While last year’s consent award accomplished much in the way of protecting the health and safety of the New Yorker employees and penalizing the hotel for its contract violations, the Union pressed on with its case regarding the subcontracting in the hotel that was costing Hotel Trades Council members work hours in violation of the contract.

This arbitration was complex and it required several hearings. The Union’s officers and legal team analyzed large sums of complicated documents, such as payroll and overtime records, building blue prints, lease agreements, and boxes full of evidence collected through the hard work of the employees.
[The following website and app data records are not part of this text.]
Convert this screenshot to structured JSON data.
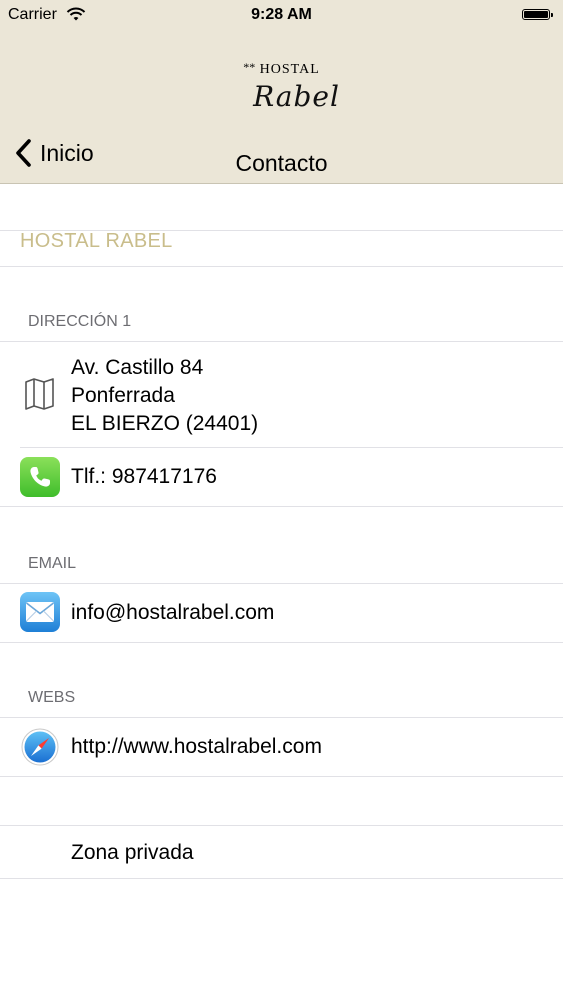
{
  "status_bar": {
    "carrier": "Carrier",
    "time": "9:28 AM"
  },
  "logo": {
    "stars": "**",
    "hostal": "HOSTAL",
    "name": "Rabel"
  },
  "nav": {
    "back_label": "Inicio",
    "title": "Contacto"
  },
  "hostal_name": "HOSTAL RABEL",
  "sections": {
    "address": {
      "header": "DIRECCIÓN 1",
      "lines": [
        "Av. Castillo 84",
        "Ponferrada",
        "EL BIERZO (24401)"
      ],
      "phone": "Tlf.: 987417176"
    },
    "email": {
      "header": "EMAIL",
      "value": "info@hostalrabel.com"
    },
    "webs": {
      "header": "WEBS",
      "value": "http://www.hostalrabel.com"
    }
  },
  "private_zone": "Zona privada",
  "icons": [
    "wifi-icon",
    "battery-icon",
    "chevron-left-icon",
    "map-icon",
    "phone-icon",
    "mail-icon",
    "safari-icon"
  ]
}
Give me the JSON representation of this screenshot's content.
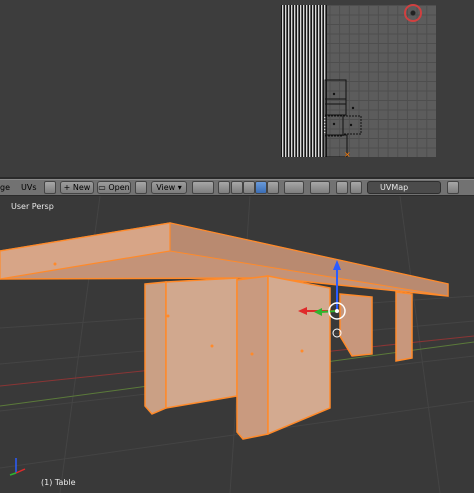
{
  "uv_editor": {
    "name": "UV/Image Editor"
  },
  "header": {
    "partial_label": "ge",
    "uvs_menu": "UVs",
    "new_button": "New",
    "open_button": "Open",
    "view_select": "View",
    "uvmap_field": "UVMap"
  },
  "viewport": {
    "view_name": "User Persp",
    "object_label": "(1) Table"
  },
  "colors": {
    "selection": "#ff8a2a",
    "face_fill": "#d9a384",
    "background": "#393939"
  }
}
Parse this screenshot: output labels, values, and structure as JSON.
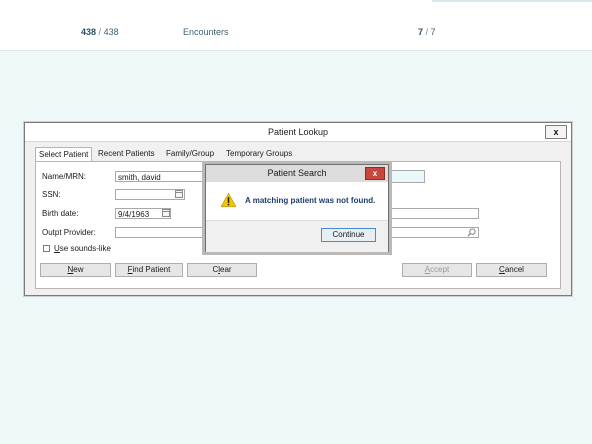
{
  "header": {
    "counter1": {
      "current": "438",
      "total": "438"
    },
    "encounters_label": "Encounters",
    "counter2": {
      "current": "7",
      "total": "7"
    }
  },
  "window": {
    "title": "Patient Lookup",
    "close_label": "x",
    "tabs": [
      {
        "label": "Select Patient",
        "active": true
      },
      {
        "label": "Recent Patients",
        "active": false
      },
      {
        "label": "Family/Group",
        "active": false
      },
      {
        "label": "Temporary Groups",
        "active": false
      }
    ],
    "form": {
      "name_label": "Name/MRN:",
      "name_value": "smith, david",
      "ssn_label": "SSN:",
      "ssn_value": "",
      "birth_label": "Birth date:",
      "birth_value": "9/4/1963",
      "provider_label": "Outpt Provider:",
      "provider_value": "",
      "sounds_like_label": "Use sounds-like",
      "sounds_like_checked": false
    },
    "buttons": {
      "new": "New",
      "find": "Find Patient",
      "clear": "Clear",
      "accept": "Accept",
      "cancel": "Cancel"
    }
  },
  "dialog": {
    "title": "Patient Search",
    "close_label": "x",
    "message": "A matching patient was not found.",
    "continue": "Continue",
    "icon": "warning-icon"
  },
  "colors": {
    "background": "#eef8f8",
    "dialog_close": "#c9463d",
    "message_text": "#1c3d6e",
    "warning": "#f5c400"
  }
}
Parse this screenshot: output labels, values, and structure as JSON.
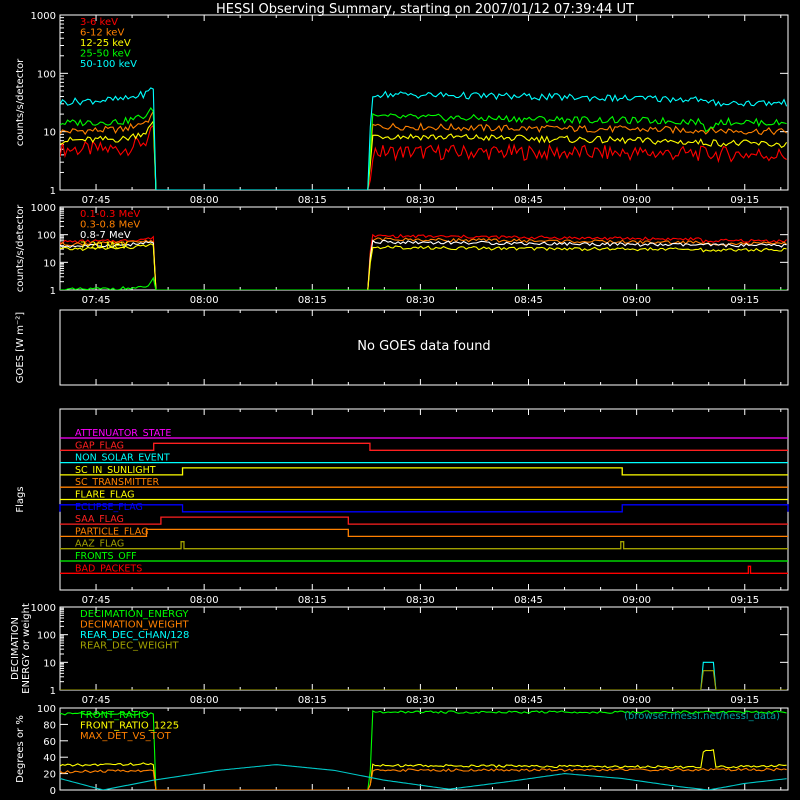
{
  "title": "HESSI Observing Summary, starting on 2007/01/12 07:39:44 UT",
  "chart_data": [
    {
      "type": "line",
      "ylabel": "counts/s/detector",
      "yscale": "log",
      "ylim": [
        1,
        1000
      ],
      "yticks": [
        "1",
        "10",
        "100",
        "1000"
      ],
      "xticks": [
        "07:45",
        "08:00",
        "08:15",
        "08:30",
        "08:45",
        "09:00",
        "09:15"
      ],
      "xrange_minutes": [
        0,
        101
      ],
      "legend_position": "top-left",
      "series": [
        {
          "name": "3-6 keV",
          "color": "#ff0000",
          "points": [
            [
              0,
              5
            ],
            [
              9,
              5
            ],
            [
              12,
              7
            ],
            [
              13,
              10
            ],
            [
              13.2,
              1
            ],
            [
              43,
              1
            ],
            [
              43.2,
              4.5
            ],
            [
              80,
              4.3
            ],
            [
              97,
              4.1
            ],
            [
              101,
              3.9
            ]
          ]
        },
        {
          "name": "6-12 keV",
          "color": "#ff8000",
          "points": [
            [
              0,
              10
            ],
            [
              9,
              11
            ],
            [
              12,
              15
            ],
            [
              13,
              20
            ],
            [
              13.2,
              1
            ],
            [
              43,
              1
            ],
            [
              43.2,
              12.5
            ],
            [
              60,
              11.5
            ],
            [
              80,
              11
            ],
            [
              90,
              10.5
            ],
            [
              101,
              10
            ]
          ]
        },
        {
          "name": "12-25 keV",
          "color": "#ffff00",
          "points": [
            [
              0,
              7
            ],
            [
              9,
              7.5
            ],
            [
              12,
              10
            ],
            [
              13,
              14
            ],
            [
              13.2,
              1
            ],
            [
              43,
              1
            ],
            [
              43.2,
              8.5
            ],
            [
              80,
              7
            ],
            [
              90,
              6.5
            ],
            [
              101,
              6
            ]
          ]
        },
        {
          "name": "25-50 keV",
          "color": "#00ff00",
          "points": [
            [
              0,
              14
            ],
            [
              9,
              15
            ],
            [
              12,
              19
            ],
            [
              13,
              25
            ],
            [
              13.2,
              1
            ],
            [
              43,
              1
            ],
            [
              43.2,
              18
            ],
            [
              80,
              15.5
            ],
            [
              89,
              15
            ],
            [
              89.3,
              11
            ],
            [
              90.5,
              11
            ],
            [
              90.8,
              15
            ],
            [
              101,
              14
            ]
          ]
        },
        {
          "name": "50-100 keV",
          "color": "#00ffff",
          "points": [
            [
              0,
              32
            ],
            [
              9,
              36
            ],
            [
              12,
              45
            ],
            [
              13,
              58
            ],
            [
              13.2,
              1
            ],
            [
              43,
              1
            ],
            [
              43.2,
              44
            ],
            [
              80,
              37
            ],
            [
              89,
              36
            ],
            [
              89.3,
              31
            ],
            [
              101,
              31
            ]
          ]
        }
      ]
    },
    {
      "type": "line",
      "ylabel": "counts/s/detector",
      "yscale": "log",
      "ylim": [
        1,
        1000
      ],
      "yticks": [
        "1",
        "10",
        "100",
        "1000"
      ],
      "xticks": [
        "07:45",
        "08:00",
        "08:15",
        "08:30",
        "08:45",
        "09:00",
        "09:15"
      ],
      "xrange_minutes": [
        0,
        101
      ],
      "legend_position": "top-left",
      "series": [
        {
          "name": "0.1-0.3 MeV",
          "color": "#ff0000",
          "points": [
            [
              0,
              55
            ],
            [
              9,
              60
            ],
            [
              13,
              75
            ],
            [
              13.2,
              1
            ],
            [
              43,
              1
            ],
            [
              43.2,
              90
            ],
            [
              60,
              82
            ],
            [
              80,
              72
            ],
            [
              89,
              68
            ],
            [
              89.3,
              56
            ],
            [
              91,
              60
            ],
            [
              101,
              60
            ]
          ]
        },
        {
          "name": "0.3-0.8 MeV",
          "color": "#ff8000",
          "points": [
            [
              0,
              45
            ],
            [
              9,
              50
            ],
            [
              13,
              62
            ],
            [
              13.2,
              1
            ],
            [
              43,
              1
            ],
            [
              43.2,
              68
            ],
            [
              60,
              62
            ],
            [
              80,
              54
            ],
            [
              89,
              52
            ],
            [
              89.3,
              44
            ],
            [
              91,
              48
            ],
            [
              101,
              47
            ]
          ]
        },
        {
          "name": "0.8-7 MeV",
          "color": "#ffffff",
          "points": [
            [
              0,
              38
            ],
            [
              9,
              42
            ],
            [
              13,
              52
            ],
            [
              13.2,
              1
            ],
            [
              43,
              1
            ],
            [
              43.2,
              55
            ],
            [
              60,
              50
            ],
            [
              80,
              44
            ],
            [
              101,
              40
            ]
          ]
        },
        {
          "name": "7-20 MeV",
          "color": "#ffff00",
          "points": [
            [
              0,
              30
            ],
            [
              9,
              33
            ],
            [
              13,
              42
            ],
            [
              13.2,
              1
            ],
            [
              43,
              1
            ],
            [
              43.2,
              35
            ],
            [
              60,
              32
            ],
            [
              80,
              30
            ],
            [
              89,
              29
            ],
            [
              89.3,
              26
            ],
            [
              91,
              28
            ],
            [
              101,
              28
            ]
          ]
        },
        {
          "name": "",
          "color": "#00ff00",
          "points": [
            [
              0,
              1
            ],
            [
              12,
              1.2
            ],
            [
              13,
              2.5
            ],
            [
              13.2,
              1
            ],
            [
              101,
              1
            ]
          ]
        }
      ]
    },
    {
      "type": "line",
      "ylabel": "GOES [W m⁻²]",
      "message": "No GOES data found",
      "series": []
    },
    {
      "type": "flags",
      "ylabel": "Flags",
      "xticks": [
        "07:45",
        "08:00",
        "08:15",
        "08:30",
        "08:45",
        "09:00",
        "09:15"
      ],
      "xrange_minutes": [
        0,
        101
      ],
      "flags": [
        {
          "name": "ATTENUATOR_STATE",
          "color": "#ff00ff",
          "on": []
        },
        {
          "name": "GAP_FLAG",
          "color": "#ff2020",
          "on": [
            [
              13,
              43
            ]
          ]
        },
        {
          "name": "NON_SOLAR_EVENT",
          "color": "#00ffff",
          "on": []
        },
        {
          "name": "SC_IN_SUNLIGHT",
          "color": "#ffff00",
          "on": [
            [
              17,
              78
            ]
          ]
        },
        {
          "name": "SC_TRANSMITTER",
          "color": "#ff8000",
          "on": []
        },
        {
          "name": "FLARE_FLAG",
          "color": "#ffff00",
          "on": []
        },
        {
          "name": "ECLIPSE_FLAG",
          "color": "#0000ff",
          "on": [
            [
              0,
              17
            ],
            [
              78,
              101
            ]
          ]
        },
        {
          "name": "SAA_FLAG",
          "color": "#ff2020",
          "on": [
            [
              14,
              40
            ]
          ]
        },
        {
          "name": "PARTICLE_FLAG",
          "color": "#ff8000",
          "on": [
            [
              12,
              40
            ]
          ]
        },
        {
          "name": "AAZ_FLAG",
          "color": "#a0a000",
          "on": [
            [
              16.8,
              17.2
            ],
            [
              77.8,
              78.2
            ]
          ]
        },
        {
          "name": "FRONTS_OFF",
          "color": "#00ff00",
          "on": []
        },
        {
          "name": "BAD_PACKETS",
          "color": "#ff0000",
          "on": [
            [
              95.5,
              95.8
            ]
          ]
        }
      ]
    },
    {
      "type": "line",
      "ylabel": "DECIMATION ENERGY or weight",
      "yscale": "log",
      "ylim": [
        1,
        1000
      ],
      "yticks": [
        "1",
        "10",
        "100",
        "1000"
      ],
      "xticks": [
        "07:45",
        "08:00",
        "08:15",
        "08:30",
        "08:45",
        "09:00",
        "09:15"
      ],
      "xrange_minutes": [
        0,
        101
      ],
      "legend_position": "top-left",
      "series": [
        {
          "name": "DECIMATION_ENERGY",
          "color": "#00ff00",
          "points": []
        },
        {
          "name": "DECIMATION_WEIGHT",
          "color": "#ff8000",
          "points": []
        },
        {
          "name": "REAR_DEC_CHAN/128",
          "color": "#00ffff",
          "points": [
            [
              0,
              1
            ],
            [
              89,
              1
            ],
            [
              89,
              10
            ],
            [
              90.8,
              10
            ],
            [
              90.8,
              1
            ],
            [
              101,
              1
            ]
          ]
        },
        {
          "name": "REAR_DEC_WEIGHT",
          "color": "#a0a000",
          "points": [
            [
              0,
              1
            ],
            [
              89,
              1
            ],
            [
              89,
              5
            ],
            [
              90.8,
              5
            ],
            [
              90.8,
              1
            ],
            [
              101,
              1
            ]
          ]
        }
      ]
    },
    {
      "type": "line",
      "ylabel": "Degrees or %",
      "ylim": [
        0,
        100
      ],
      "yticks": [
        "0",
        "20",
        "40",
        "60",
        "80",
        "100"
      ],
      "xrange_minutes": [
        0,
        101
      ],
      "legend_position": "top-left",
      "annotation": "(browser.rhessi.net/hessi_data)",
      "series": [
        {
          "name": "FRONT_RATIO",
          "color": "#00ff00",
          "points": [
            [
              0,
              93
            ],
            [
              13,
              93
            ],
            [
              13.2,
              0
            ],
            [
              43,
              0
            ],
            [
              43.2,
              95
            ],
            [
              101,
              95
            ]
          ]
        },
        {
          "name": "FRONT_RATIO_1225",
          "color": "#ffff00",
          "points": [
            [
              0,
              30
            ],
            [
              13,
              32
            ],
            [
              13.2,
              0
            ],
            [
              43,
              0
            ],
            [
              43.2,
              30
            ],
            [
              89,
              28
            ],
            [
              89.3,
              48
            ],
            [
              90.8,
              48
            ],
            [
              91,
              28
            ],
            [
              101,
              30
            ]
          ]
        },
        {
          "name": "MAX_DET_VS_TOT",
          "color": "#ff8000",
          "points": [
            [
              0,
              22
            ],
            [
              13,
              24
            ],
            [
              13.2,
              0
            ],
            [
              43,
              0
            ],
            [
              43.2,
              24
            ],
            [
              101,
              25
            ]
          ]
        },
        {
          "name": "",
          "color": "#00c8c8",
          "points": [
            [
              0,
              14
            ],
            [
              6,
              0
            ],
            [
              13,
              12
            ],
            [
              22,
              24
            ],
            [
              30,
              31
            ],
            [
              38,
              24
            ],
            [
              45,
              12
            ],
            [
              54,
              1
            ],
            [
              62,
              10
            ],
            [
              70,
              20
            ],
            [
              78,
              14
            ],
            [
              86,
              4
            ],
            [
              90,
              0
            ],
            [
              95,
              8
            ],
            [
              101,
              14
            ]
          ]
        }
      ]
    }
  ]
}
In the end, the Union again came out on top and negotiated an agreement that is extremely beneficial to the employees.

“This is proof that through the solidarity of members, the possibilities of what this Union can achieve are endless,” said Hotel Trades Council Grievance Manager Joseph Messineo. A look at the agreement bears this out. These are some of the highlights of the agreement that was reached and that was overwhelmingly approved by the workers on February 11:

● A total of $500,000 in back pay will be paid to current building repairs/renovations and property operations employees within fifteen (15) days from the effective date;

● All current building repairs/renovations and property operations employees will receive a $1.25 per hour wage increase;

● There is now ironclad “no layoff” language that requires management to seek approval from an arbitrator in the event of “unexpected emergencies” should the hotel wish to layoff current building repairs/renovations and property operations employees. The arbitrator’s decision cannot be based solely on financial reasons;

● There will be overtime pay for working on certain floors.

Most importantly, of course, all workers at the New Yorker Hotel now have a much safer and healthier place to work and should continue to be treated with the dignity and respect that they—and all members of our Union—so rightfully deserve.

“The Union has won major victories against contract violations at the New Yorker Hotel, and they cost management plenty of money,” Hotel Trades Council President Peter Ward said. “We view issues like health and safety and subcontracting very seriously, as we should, and hopefully what happened at the New Yorker should serve as a warning to any other hotels that are considering violating the contract.”

Ward also had high praise for the employees of the New Yorker and the Union’s legal team.

“This was not an easy case to pursue,” he said. “There were complex issues requiring great detail and there were countless documents to pore over, but our Union’s legal team was up to the task.”

Ward added, “Our members at the New Yorker were also up to the task. Their solidarity was inspirational and their commitment to defending the contract was exemplary. We all worked together to earn this victory.”

Peter Ward signing the agreement between the New Yorker Hotel and the Union. Looking on are Hotel Trades Council General Counsel Rich Maroko and Grievance Manager Joseph Messineo.

One of the emergency Union meetings in the lobby of the New Yorker Hotel.


Peter Ward meeting with New Yorker delegates at the arbitrator’s office in 2013.